The records are given next. Repeat each one exactly.

** Data supplied follows **

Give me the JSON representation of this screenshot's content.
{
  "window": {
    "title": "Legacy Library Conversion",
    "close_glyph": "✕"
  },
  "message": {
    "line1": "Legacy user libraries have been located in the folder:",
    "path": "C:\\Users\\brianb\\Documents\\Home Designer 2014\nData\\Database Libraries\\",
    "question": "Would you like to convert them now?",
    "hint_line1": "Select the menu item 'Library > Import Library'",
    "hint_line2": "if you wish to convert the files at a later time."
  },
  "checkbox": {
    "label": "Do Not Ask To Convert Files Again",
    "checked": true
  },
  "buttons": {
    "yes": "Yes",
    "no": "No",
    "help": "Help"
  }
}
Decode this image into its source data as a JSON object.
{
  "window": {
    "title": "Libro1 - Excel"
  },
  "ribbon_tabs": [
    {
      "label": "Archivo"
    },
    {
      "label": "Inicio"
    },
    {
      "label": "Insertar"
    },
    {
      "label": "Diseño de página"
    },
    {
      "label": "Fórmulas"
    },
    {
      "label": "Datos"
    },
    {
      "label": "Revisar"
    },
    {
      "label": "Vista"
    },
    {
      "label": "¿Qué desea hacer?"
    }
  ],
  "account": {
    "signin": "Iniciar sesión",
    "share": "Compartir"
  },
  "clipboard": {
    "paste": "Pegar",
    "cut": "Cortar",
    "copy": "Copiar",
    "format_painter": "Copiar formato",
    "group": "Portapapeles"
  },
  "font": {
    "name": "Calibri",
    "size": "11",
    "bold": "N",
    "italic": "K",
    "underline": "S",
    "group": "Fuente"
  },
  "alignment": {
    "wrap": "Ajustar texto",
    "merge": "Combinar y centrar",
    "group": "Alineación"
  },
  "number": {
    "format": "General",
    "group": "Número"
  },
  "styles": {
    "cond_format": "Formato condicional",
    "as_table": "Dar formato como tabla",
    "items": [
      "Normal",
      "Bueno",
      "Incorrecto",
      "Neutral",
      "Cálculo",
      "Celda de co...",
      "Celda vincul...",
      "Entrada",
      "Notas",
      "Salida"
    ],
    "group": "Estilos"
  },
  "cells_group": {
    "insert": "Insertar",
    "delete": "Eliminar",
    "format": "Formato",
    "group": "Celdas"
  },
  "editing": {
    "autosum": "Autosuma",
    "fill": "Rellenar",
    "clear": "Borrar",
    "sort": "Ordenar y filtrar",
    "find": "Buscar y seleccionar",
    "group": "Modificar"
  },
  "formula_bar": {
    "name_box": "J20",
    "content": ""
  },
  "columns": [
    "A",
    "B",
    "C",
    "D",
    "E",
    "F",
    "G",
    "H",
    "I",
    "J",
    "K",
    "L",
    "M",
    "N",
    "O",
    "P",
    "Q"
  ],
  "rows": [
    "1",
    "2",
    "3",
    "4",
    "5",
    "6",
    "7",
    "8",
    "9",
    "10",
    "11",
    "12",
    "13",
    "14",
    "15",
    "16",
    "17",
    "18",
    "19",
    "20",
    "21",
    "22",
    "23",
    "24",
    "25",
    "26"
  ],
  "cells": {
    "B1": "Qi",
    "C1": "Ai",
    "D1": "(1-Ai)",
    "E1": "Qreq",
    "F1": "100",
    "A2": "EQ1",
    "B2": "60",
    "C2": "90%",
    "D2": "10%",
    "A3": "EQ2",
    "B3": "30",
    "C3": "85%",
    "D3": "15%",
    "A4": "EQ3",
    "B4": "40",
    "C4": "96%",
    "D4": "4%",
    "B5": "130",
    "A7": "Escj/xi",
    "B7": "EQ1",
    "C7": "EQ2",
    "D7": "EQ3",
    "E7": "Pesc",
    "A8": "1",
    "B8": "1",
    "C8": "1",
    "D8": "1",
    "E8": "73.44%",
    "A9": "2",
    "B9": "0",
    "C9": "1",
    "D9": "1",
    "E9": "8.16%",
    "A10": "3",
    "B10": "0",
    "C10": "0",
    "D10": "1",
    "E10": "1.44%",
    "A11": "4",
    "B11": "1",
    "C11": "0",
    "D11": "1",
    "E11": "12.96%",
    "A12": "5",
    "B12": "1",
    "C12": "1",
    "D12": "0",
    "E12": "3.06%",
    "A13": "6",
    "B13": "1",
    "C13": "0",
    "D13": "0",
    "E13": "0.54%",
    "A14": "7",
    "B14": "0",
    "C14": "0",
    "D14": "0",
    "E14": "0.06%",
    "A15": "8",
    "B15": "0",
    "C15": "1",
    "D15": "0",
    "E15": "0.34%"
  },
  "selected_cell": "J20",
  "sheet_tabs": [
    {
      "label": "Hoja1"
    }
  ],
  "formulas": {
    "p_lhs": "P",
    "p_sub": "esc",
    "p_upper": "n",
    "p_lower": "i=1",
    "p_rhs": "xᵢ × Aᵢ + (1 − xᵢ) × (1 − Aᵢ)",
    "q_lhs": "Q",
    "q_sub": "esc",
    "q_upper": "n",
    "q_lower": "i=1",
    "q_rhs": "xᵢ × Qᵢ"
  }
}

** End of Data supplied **

## Output for this exercise
Give me the JSON representation of this screenshot's content.
{
  "window": {
    "title": "Legacy Library Conversion",
    "close_glyph": "✕"
  },
  "message": {
    "line1": "Legacy user libraries have been located in the folder:",
    "path": "C:\\Users\\brianb\\Documents\\Home Designer 2014\nData\\Database Libraries\\",
    "question": "Would you like to convert them now?",
    "hint_line1": "Select the menu item 'Library > Import Library'",
    "hint_line2": "if you wish to convert the files at a later time."
  },
  "checkbox": {
    "label": "Do Not Ask To Convert Files Again",
    "checked": true
  },
  "buttons": {
    "yes": "Yes",
    "no": "No",
    "help": "Help"
  }
}
Decode this image into its source data as a JSON object.
{
  "window": {
    "title": "Libro1 - Excel"
  },
  "ribbon_tabs": [
    {
      "label": "Archivo"
    },
    {
      "label": "Inicio"
    },
    {
      "label": "Insertar"
    },
    {
      "label": "Diseño de página"
    },
    {
      "label": "Fórmulas"
    },
    {
      "label": "Datos"
    },
    {
      "label": "Revisar"
    },
    {
      "label": "Vista"
    },
    {
      "label": "¿Qué desea hacer?"
    }
  ],
  "account": {
    "signin": "Iniciar sesión",
    "share": "Compartir"
  },
  "clipboard": {
    "paste": "Pegar",
    "cut": "Cortar",
    "copy": "Copiar",
    "format_painter": "Copiar formato",
    "group": "Portapapeles"
  },
  "font": {
    "name": "Calibri",
    "size": "11",
    "bold": "N",
    "italic": "K",
    "underline": "S",
    "group": "Fuente"
  },
  "alignment": {
    "wrap": "Ajustar texto",
    "merge": "Combinar y centrar",
    "group": "Alineación"
  },
  "number": {
    "format": "General",
    "group": "Número"
  },
  "styles": {
    "cond_format": "Formato condicional",
    "as_table": "Dar formato como tabla",
    "items": [
      "Normal",
      "Bueno",
      "Incorrecto",
      "Neutral",
      "Cálculo",
      "Celda de co...",
      "Celda vincul...",
      "Entrada",
      "Notas",
      "Salida"
    ],
    "group": "Estilos"
  },
  "cells_group": {
    "insert": "Insertar",
    "delete": "Eliminar",
    "format": "Formato",
    "group": "Celdas"
  },
  "editing": {
    "autosum": "Autosuma",
    "fill": "Rellenar",
    "clear": "Borrar",
    "sort": "Ordenar y filtrar",
    "find": "Buscar y seleccionar",
    "group": "Modificar"
  },
  "formula_bar": {
    "name_box": "J20",
    "content": ""
  },
  "columns": [
    "A",
    "B",
    "C",
    "D",
    "E",
    "F",
    "G",
    "H",
    "I",
    "J",
    "K",
    "L",
    "M",
    "N",
    "O",
    "P",
    "Q"
  ],
  "rows": [
    "1",
    "2",
    "3",
    "4",
    "5",
    "6",
    "7",
    "8",
    "9",
    "10",
    "11",
    "12",
    "13",
    "14",
    "15",
    "16",
    "17",
    "18",
    "19",
    "20",
    "21",
    "22",
    "23",
    "24",
    "25",
    "26"
  ],
  "cells": {
    "B1": "Qi",
    "C1": "Ai",
    "D1": "(1-Ai)",
    "E1": "Qreq",
    "F1": "100",
    "A2": "EQ1",
    "B2": "60",
    "C2": "90%",
    "D2": "10%",
    "A3": "EQ2",
    "B3": "30",
    "C3": "85%",
    "D3": "15%",
    "A4": "EQ3",
    "B4": "40",
    "C4": "96%",
    "D4": "4%",
    "B5": "130",
    "A7": "Escj/xi",
    "B7": "EQ1",
    "C7": "EQ2",
    "D7": "EQ3",
    "E7": "Pesc",
    "A8": "1",
    "B8": "1",
    "C8": "1",
    "D8": "1",
    "E8": "73.44%",
    "A9": "2",
    "B9": "0",
    "C9": "1",
    "D9": "1",
    "E9": "8.16%",
    "A10": "3",
    "B10": "0",
    "C10": "0",
    "D10": "1",
    "E10": "1.44%",
    "A11": "4",
    "B11": "1",
    "C11": "0",
    "D11": "1",
    "E11": "12.96%",
    "A12": "5",
    "B12": "1",
    "C12": "1",
    "D12": "0",
    "E12": "3.06%",
    "A13": "6",
    "B13": "1",
    "C13": "0",
    "D13": "0",
    "E13": "0.54%",
    "A14": "7",
    "B14": "0",
    "C14": "0",
    "D14": "0",
    "E14": "0.06%",
    "A15": "8",
    "B15": "0",
    "C15": "1",
    "D15": "0",
    "E15": "0.34%"
  },
  "selected_cell": "J20",
  "sheet_tabs": [
    {
      "label": "Hoja1"
    }
  ],
  "formulas": {
    "p_lhs": "P",
    "p_sub": "esc",
    "p_upper": "n",
    "p_lower": "i=1",
    "p_rhs": "xᵢ × Aᵢ + (1 − xᵢ) × (1 − Aᵢ)",
    "q_lhs": "Q",
    "q_sub": "esc",
    "q_upper": "n",
    "q_lower": "i=1",
    "q_rhs": "xᵢ × Qᵢ"
  }
}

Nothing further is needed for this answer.